Fifteen priests from Nigeria currently serve in the Diocese of Phoenix, including Fr. Fidelis Igwenwanne. He serves as a chaplain at the Carl T. Hayden Veterans’ Administration Medical Center in Phoenix, and said he knew some of the priests who were kidnapped and/or killed in his homeland.
“In Nigeria, Christians witness to their faith every day through shedding their blood,” Fr. Igwenwanne said. “Some people think it is like a fantasy, or a remote story of something that happened many, many years ago and is out of reach. No. It still is happening.”
In fact, so many priests have been kidnapped in Nigeria, he said, that the country’s bishops’ conference refuses to pay ransoms or engage in negotiations to secure the release of clergy. According to The Pillar, in Kafanchan Diocese alone, six priests have been kidnapped in eight months.
“What the abductors or kidnappers are asking for is money, money, money and negotiations with the Church. The bishops are saying, ‘You can’t negotiate with the Devil,’” Fr. Igwenwanne said.
Private individuals, often family members of the victims, have paid ransoms and negotiated for the release of victims, but these were not sponsored by the Church, Fr. Igwenwanne said.
What is happening in Nigeria is a constant reminder of the famous adage that “the blood of martyrs is the seed of the Church,” Fr. Igwenwanne noted. He hasn’t traveled to Nigeria since 2015 when his father died.
“I don’t like going home because of that trouble. Each time I go home, I hide.”
It’s a perspective that few Americans can fathom and yet one that urges solidarity with the persecuted Church and prayers for its protection, prayers like those which will take place at Arizona Rosary Celebration.

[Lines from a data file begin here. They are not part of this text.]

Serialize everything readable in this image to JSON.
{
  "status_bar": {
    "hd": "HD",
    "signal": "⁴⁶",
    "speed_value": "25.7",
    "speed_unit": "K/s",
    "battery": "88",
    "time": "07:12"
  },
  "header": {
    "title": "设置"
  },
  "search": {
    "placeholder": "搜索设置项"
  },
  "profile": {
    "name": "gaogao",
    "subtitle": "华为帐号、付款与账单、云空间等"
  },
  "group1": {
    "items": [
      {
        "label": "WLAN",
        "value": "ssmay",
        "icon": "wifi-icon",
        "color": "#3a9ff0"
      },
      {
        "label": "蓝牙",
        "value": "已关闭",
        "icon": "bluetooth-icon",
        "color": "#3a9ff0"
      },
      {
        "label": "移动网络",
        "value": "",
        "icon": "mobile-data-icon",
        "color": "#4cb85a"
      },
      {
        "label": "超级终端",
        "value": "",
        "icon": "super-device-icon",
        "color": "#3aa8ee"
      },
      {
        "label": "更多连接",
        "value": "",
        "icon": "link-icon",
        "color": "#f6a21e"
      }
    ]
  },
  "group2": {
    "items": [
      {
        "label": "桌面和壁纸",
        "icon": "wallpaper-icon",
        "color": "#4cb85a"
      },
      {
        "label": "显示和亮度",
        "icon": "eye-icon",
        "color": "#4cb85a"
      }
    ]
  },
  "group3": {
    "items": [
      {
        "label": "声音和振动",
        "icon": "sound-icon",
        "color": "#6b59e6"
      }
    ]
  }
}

“Continue praying. Put it in your daily prayers, to pray for persecuted Christians,” Fr. Igwenwanne said.
Visit azrosary.net for more information on Arizona Rosary Celebration.